Supervision Surfacing Be sure to always supervise children on play equipment. Install a protective surface under and around play equipment to reduce the likelihood of serious head injuries. • For most play equipment, install protective surfacing 6 feet in all directions beyond the equipment. • For swings, extend protective surfacing in front and back of the swing to a distance that is twice the height of the bar from which the swing is suspended. • For tire swings, install protective surfacing outward from the swing equal to the suspension chain plus 6 feet. Carpeting and thin mats are not adequate as protective surfacing. Maintain at least 9 inches of loose-fill material (see page 5) or use an ASTM F1292 rated material at the depth required for the equipment height. • Use wood mulch/chips, shredded rubber mulch, or engineered wood fiber for equipment up to 8 feet high; • Use sand, pea gravel, or mulch products listed above for play equipment up to 5 feet high; or • Use surface mats tested to provide impact protection equal to or greater than the height of the play equipment. Periodically check nuts, bolts, caps, swing seats, suspension ropes, chains, and cables and replace as necessary. Maintain loose-fill surfacing and surface mats. Eliminate openings that can trap a child’s head or neck, such as openings in guardrails or ladders. Openings should be smaller than 3½ inches to prevent entry of a small child’s body, or larger than 9 inches to allow a child’s head and body to slide completely through. Never attach jump ropes, clotheslines, pet leashes, or cords of any kind to play equipment. Anchor any climbing ropes at both ends. Remove drawstrings from children’s clothes. Children can strangle on these. Bury or cover anchors with adequate surfacing material to prevent tripping. Play equipment should not tip over. Make sure that platforms and ramps over 30 inches high have guardrails or barriers to prevent falls. Repair sharp points or edges on equipment that can cause injuries. Replace missing hardware, eliminate protruding bolts, and close “S” hooks that can cause injuries.
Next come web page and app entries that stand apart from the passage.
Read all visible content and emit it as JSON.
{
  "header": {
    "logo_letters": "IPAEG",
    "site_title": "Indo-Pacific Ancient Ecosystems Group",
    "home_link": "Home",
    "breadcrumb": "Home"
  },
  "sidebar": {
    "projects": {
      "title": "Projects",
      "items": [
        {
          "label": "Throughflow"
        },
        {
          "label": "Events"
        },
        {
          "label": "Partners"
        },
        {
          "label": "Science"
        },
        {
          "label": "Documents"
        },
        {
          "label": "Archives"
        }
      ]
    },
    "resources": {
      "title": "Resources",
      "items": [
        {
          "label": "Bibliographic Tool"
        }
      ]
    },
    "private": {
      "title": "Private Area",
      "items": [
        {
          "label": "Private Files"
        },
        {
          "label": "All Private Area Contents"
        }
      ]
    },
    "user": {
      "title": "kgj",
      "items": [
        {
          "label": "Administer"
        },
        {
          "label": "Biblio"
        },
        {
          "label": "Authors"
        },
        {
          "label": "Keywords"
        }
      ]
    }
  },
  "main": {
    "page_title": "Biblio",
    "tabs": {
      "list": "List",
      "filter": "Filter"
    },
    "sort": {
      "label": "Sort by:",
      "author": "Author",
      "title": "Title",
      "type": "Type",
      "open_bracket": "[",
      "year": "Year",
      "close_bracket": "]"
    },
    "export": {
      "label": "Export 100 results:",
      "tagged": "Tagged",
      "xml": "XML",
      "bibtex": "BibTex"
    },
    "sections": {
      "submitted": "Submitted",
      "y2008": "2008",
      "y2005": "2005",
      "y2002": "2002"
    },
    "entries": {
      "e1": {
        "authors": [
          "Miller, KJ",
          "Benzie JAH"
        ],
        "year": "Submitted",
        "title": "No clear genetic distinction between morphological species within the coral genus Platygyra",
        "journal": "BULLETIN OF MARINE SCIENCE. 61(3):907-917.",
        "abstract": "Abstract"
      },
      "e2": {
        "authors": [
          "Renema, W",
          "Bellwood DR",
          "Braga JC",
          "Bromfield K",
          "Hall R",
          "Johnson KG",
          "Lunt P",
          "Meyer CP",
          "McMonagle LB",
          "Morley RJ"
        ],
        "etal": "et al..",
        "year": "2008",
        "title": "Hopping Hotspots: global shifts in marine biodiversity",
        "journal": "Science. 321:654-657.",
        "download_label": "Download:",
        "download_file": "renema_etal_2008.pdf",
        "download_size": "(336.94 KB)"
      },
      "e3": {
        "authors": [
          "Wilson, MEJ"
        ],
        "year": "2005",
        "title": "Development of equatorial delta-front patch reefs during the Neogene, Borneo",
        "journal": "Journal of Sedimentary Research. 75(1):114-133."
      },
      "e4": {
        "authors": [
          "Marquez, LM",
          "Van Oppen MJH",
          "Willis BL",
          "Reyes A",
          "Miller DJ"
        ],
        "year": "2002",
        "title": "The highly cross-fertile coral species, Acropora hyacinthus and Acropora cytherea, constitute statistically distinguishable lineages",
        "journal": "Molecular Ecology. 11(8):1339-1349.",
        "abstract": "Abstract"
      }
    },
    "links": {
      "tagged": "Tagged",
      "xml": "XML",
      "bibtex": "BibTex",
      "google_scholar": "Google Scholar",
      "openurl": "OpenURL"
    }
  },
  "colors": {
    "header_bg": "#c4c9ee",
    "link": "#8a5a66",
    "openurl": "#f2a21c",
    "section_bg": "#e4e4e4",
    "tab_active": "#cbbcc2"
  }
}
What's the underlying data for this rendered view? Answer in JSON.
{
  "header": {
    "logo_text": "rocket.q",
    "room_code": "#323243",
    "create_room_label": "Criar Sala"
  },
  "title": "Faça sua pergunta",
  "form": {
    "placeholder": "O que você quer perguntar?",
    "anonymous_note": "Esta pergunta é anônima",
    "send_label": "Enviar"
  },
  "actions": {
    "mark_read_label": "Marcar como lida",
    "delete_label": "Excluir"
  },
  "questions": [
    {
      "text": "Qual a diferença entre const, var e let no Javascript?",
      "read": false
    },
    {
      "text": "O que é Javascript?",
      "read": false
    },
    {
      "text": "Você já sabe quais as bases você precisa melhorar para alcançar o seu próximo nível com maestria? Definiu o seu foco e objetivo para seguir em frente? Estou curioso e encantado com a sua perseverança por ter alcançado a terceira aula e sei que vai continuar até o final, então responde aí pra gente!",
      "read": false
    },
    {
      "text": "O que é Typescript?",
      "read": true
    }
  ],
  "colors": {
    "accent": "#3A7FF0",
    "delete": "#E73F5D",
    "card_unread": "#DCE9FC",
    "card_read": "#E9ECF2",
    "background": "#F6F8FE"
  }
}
Types of Surfacing

Equipment Maintenance Opening



Guardrails or Barriers Repair Upkeep of Hardware

U.S. Consumer Product Safety Commission Washington, DC